BEGIN Available data

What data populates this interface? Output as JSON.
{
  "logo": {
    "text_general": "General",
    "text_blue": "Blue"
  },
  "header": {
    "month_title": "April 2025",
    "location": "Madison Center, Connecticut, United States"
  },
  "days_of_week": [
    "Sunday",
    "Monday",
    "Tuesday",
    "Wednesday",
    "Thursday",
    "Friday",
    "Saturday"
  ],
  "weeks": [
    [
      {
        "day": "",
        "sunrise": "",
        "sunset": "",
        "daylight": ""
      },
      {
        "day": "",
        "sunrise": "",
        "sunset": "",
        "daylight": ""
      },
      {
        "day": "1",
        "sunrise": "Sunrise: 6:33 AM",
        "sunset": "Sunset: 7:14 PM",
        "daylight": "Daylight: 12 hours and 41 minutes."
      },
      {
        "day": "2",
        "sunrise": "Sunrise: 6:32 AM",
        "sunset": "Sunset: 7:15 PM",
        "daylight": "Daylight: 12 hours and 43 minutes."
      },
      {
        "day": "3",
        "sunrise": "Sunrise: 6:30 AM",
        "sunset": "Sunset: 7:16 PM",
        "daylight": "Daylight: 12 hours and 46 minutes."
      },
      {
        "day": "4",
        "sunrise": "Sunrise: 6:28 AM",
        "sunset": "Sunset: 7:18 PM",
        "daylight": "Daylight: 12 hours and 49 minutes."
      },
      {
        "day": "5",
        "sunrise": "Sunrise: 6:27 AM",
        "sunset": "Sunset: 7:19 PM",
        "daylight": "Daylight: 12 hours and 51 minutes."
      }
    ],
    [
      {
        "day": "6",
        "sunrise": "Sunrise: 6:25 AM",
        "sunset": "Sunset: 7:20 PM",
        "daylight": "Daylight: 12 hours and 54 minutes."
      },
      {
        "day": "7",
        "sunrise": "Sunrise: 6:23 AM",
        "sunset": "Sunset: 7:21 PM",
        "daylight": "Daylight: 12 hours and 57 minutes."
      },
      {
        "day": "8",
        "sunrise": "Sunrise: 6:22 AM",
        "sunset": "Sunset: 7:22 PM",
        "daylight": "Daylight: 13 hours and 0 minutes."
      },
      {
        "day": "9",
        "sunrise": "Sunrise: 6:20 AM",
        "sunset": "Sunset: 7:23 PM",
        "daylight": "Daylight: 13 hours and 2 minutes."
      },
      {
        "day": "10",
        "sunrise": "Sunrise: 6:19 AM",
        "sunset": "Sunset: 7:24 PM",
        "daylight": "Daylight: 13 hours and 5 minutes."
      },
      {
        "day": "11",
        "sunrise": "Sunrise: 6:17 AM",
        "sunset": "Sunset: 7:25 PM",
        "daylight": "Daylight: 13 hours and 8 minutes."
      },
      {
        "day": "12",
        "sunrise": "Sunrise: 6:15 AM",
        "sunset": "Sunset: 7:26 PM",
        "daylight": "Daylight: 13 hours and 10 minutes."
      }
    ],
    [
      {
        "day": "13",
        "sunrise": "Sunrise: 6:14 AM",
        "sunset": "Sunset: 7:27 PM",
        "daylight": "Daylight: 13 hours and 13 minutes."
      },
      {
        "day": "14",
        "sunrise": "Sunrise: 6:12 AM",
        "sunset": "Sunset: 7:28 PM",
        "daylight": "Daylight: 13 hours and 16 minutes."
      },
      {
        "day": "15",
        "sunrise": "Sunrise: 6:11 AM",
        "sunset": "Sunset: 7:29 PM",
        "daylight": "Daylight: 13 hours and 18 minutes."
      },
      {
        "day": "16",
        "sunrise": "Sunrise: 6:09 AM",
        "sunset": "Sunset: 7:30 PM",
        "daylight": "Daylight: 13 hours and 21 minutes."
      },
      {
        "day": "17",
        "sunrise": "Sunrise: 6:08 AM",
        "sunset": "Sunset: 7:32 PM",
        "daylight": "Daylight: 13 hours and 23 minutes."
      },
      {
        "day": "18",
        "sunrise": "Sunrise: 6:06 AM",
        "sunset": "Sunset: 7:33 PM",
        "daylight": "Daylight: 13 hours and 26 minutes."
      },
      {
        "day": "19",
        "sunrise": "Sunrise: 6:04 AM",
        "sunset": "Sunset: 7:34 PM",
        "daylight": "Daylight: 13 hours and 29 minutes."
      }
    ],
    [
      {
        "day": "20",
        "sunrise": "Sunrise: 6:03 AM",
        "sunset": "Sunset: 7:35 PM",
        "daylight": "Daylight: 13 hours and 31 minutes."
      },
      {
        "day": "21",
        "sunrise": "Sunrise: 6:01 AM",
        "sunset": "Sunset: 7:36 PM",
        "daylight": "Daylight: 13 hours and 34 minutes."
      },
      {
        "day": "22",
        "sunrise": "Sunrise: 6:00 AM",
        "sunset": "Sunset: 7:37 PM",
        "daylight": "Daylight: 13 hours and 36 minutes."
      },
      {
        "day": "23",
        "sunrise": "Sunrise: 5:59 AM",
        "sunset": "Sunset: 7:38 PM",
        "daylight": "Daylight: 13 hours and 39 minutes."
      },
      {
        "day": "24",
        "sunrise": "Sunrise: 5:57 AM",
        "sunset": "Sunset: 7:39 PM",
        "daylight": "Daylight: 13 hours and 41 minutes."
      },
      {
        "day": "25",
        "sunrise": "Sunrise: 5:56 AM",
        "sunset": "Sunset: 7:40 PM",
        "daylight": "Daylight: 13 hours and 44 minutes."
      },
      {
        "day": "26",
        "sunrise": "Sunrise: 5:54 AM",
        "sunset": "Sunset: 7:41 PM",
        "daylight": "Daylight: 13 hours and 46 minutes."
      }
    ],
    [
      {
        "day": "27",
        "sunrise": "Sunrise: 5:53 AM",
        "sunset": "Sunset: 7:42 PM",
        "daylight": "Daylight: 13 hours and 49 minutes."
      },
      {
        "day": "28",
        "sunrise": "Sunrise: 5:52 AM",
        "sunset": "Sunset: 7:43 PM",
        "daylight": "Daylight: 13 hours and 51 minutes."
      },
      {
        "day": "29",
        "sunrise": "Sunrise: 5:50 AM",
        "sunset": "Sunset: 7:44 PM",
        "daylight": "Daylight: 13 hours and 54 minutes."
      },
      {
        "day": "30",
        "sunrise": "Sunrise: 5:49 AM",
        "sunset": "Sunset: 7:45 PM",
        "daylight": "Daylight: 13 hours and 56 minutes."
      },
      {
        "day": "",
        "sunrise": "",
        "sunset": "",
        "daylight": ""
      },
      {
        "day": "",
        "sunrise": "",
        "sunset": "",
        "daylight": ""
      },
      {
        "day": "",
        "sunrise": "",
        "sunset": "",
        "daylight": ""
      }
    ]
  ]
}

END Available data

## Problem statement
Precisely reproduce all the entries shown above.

## Problem solution
What data populates this interface? Output as JSON.
{
  "logo": {
    "text_general": "General",
    "text_blue": "Blue"
  },
  "header": {
    "month_title": "April 2025",
    "location": "Madison Center, Connecticut, United States"
  },
  "days_of_week": [
    "Sunday",
    "Monday",
    "Tuesday",
    "Wednesday",
    "Thursday",
    "Friday",
    "Saturday"
  ],
  "weeks": [
    [
      {
        "day": "",
        "sunrise": "",
        "sunset": "",
        "daylight": ""
      },
      {
        "day": "",
        "sunrise": "",
        "sunset": "",
        "daylight": ""
      },
      {
        "day": "1",
        "sunrise": "Sunrise: 6:33 AM",
        "sunset": "Sunset: 7:14 PM",
        "daylight": "Daylight: 12 hours and 41 minutes."
      },
      {
        "day": "2",
        "sunrise": "Sunrise: 6:32 AM",
        "sunset": "Sunset: 7:15 PM",
        "daylight": "Daylight: 12 hours and 43 minutes."
      },
      {
        "day": "3",
        "sunrise": "Sunrise: 6:30 AM",
        "sunset": "Sunset: 7:16 PM",
        "daylight": "Daylight: 12 hours and 46 minutes."
      },
      {
        "day": "4",
        "sunrise": "Sunrise: 6:28 AM",
        "sunset": "Sunset: 7:18 PM",
        "daylight": "Daylight: 12 hours and 49 minutes."
      },
      {
        "day": "5",
        "sunrise": "Sunrise: 6:27 AM",
        "sunset": "Sunset: 7:19 PM",
        "daylight": "Daylight: 12 hours and 51 minutes."
      }
    ],
    [
      {
        "day": "6",
        "sunrise": "Sunrise: 6:25 AM",
        "sunset": "Sunset: 7:20 PM",
        "daylight": "Daylight: 12 hours and 54 minutes."
      },
      {
        "day": "7",
        "sunrise": "Sunrise: 6:23 AM",
        "sunset": "Sunset: 7:21 PM",
        "daylight": "Daylight: 12 hours and 57 minutes."
      },
      {
        "day": "8",
        "sunrise": "Sunrise: 6:22 AM",
        "sunset": "Sunset: 7:22 PM",
        "daylight": "Daylight: 13 hours and 0 minutes."
      },
      {
        "day": "9",
        "sunrise": "Sunrise: 6:20 AM",
        "sunset": "Sunset: 7:23 PM",
        "daylight": "Daylight: 13 hours and 2 minutes."
      },
      {
        "day": "10",
        "sunrise": "Sunrise: 6:19 AM",
        "sunset": "Sunset: 7:24 PM",
        "daylight": "Daylight: 13 hours and 5 minutes."
      },
      {
        "day": "11",
        "sunrise": "Sunrise: 6:17 AM",
        "sunset": "Sunset: 7:25 PM",
        "daylight": "Daylight: 13 hours and 8 minutes."
      },
      {
        "day": "12",
        "sunrise": "Sunrise: 6:15 AM",
        "sunset": "Sunset: 7:26 PM",
        "daylight": "Daylight: 13 hours and 10 minutes."
      }
    ],
    [
      {
        "day": "13",
        "sunrise": "Sunrise: 6:14 AM",
        "sunset": "Sunset: 7:27 PM",
        "daylight": "Daylight: 13 hours and 13 minutes."
      },
      {
        "day": "14",
        "sunrise": "Sunrise: 6:12 AM",
        "sunset": "Sunset: 7:28 PM",
        "daylight": "Daylight: 13 hours and 16 minutes."
      },
      {
        "day": "15",
        "sunrise": "Sunrise: 6:11 AM",
        "sunset": "Sunset: 7:29 PM",
        "daylight": "Daylight: 13 hours and 18 minutes."
      },
      {
        "day": "16",
        "sunrise": "Sunrise: 6:09 AM",
        "sunset": "Sunset: 7:30 PM",
        "daylight": "Daylight: 13 hours and 21 minutes."
      },
      {
        "day": "17",
        "sunrise": "Sunrise: 6:08 AM",
        "sunset": "Sunset: 7:32 PM",
        "daylight": "Daylight: 13 hours and 23 minutes."
      },
      {
        "day": "18",
        "sunrise": "Sunrise: 6:06 AM",
        "sunset": "Sunset: 7:33 PM",
        "daylight": "Daylight: 13 hours and 26 minutes."
      },
      {
        "day": "19",
        "sunrise": "Sunrise: 6:04 AM",
        "sunset": "Sunset: 7:34 PM",
        "daylight": "Daylight: 13 hours and 29 minutes."
      }
    ],
    [
      {
        "day": "20",
        "sunrise": "Sunrise: 6:03 AM",
        "sunset": "Sunset: 7:35 PM",
        "daylight": "Daylight: 13 hours and 31 minutes."
      },
      {
        "day": "21",
        "sunrise": "Sunrise: 6:01 AM",
        "sunset": "Sunset: 7:36 PM",
        "daylight": "Daylight: 13 hours and 34 minutes."
      },
      {
        "day": "22",
        "sunrise": "Sunrise: 6:00 AM",
        "sunset": "Sunset: 7:37 PM",
        "daylight": "Daylight: 13 hours and 36 minutes."
      },
      {
        "day": "23",
        "sunrise": "Sunrise: 5:59 AM",
        "sunset": "Sunset: 7:38 PM",
        "daylight": "Daylight: 13 hours and 39 minutes."
      },
      {
        "day": "24",
        "sunrise": "Sunrise: 5:57 AM",
        "sunset": "Sunset: 7:39 PM",
        "daylight": "Daylight: 13 hours and 41 minutes."
      },
      {
        "day": "25",
        "sunrise": "Sunrise: 5:56 AM",
        "sunset": "Sunset: 7:40 PM",
        "daylight": "Daylight: 13 hours and 44 minutes."
      },
      {
        "day": "26",
        "sunrise": "Sunrise: 5:54 AM",
        "sunset": "Sunset: 7:41 PM",
        "daylight": "Daylight: 13 hours and 46 minutes."
      }
    ],
    [
      {
        "day": "27",
        "sunrise": "Sunrise: 5:53 AM",
        "sunset": "Sunset: 7:42 PM",
        "daylight": "Daylight: 13 hours and 49 minutes."
      },
      {
        "day": "28",
        "sunrise": "Sunrise: 5:52 AM",
        "sunset": "Sunset: 7:43 PM",
        "daylight": "Daylight: 13 hours and 51 minutes."
      },
      {
        "day": "29",
        "sunrise": "Sunrise: 5:50 AM",
        "sunset": "Sunset: 7:44 PM",
        "daylight": "Daylight: 13 hours and 54 minutes."
      },
      {
        "day": "30",
        "sunrise": "Sunrise: 5:49 AM",
        "sunset": "Sunset: 7:45 PM",
        "daylight": "Daylight: 13 hours and 56 minutes."
      },
      {
        "day": "",
        "sunrise": "",
        "sunset": "",
        "daylight": ""
      },
      {
        "day": "",
        "sunrise": "",
        "sunset": "",
        "daylight": ""
      },
      {
        "day": "",
        "sunrise": "",
        "sunset": "",
        "daylight": ""
      }
    ]
  ]
}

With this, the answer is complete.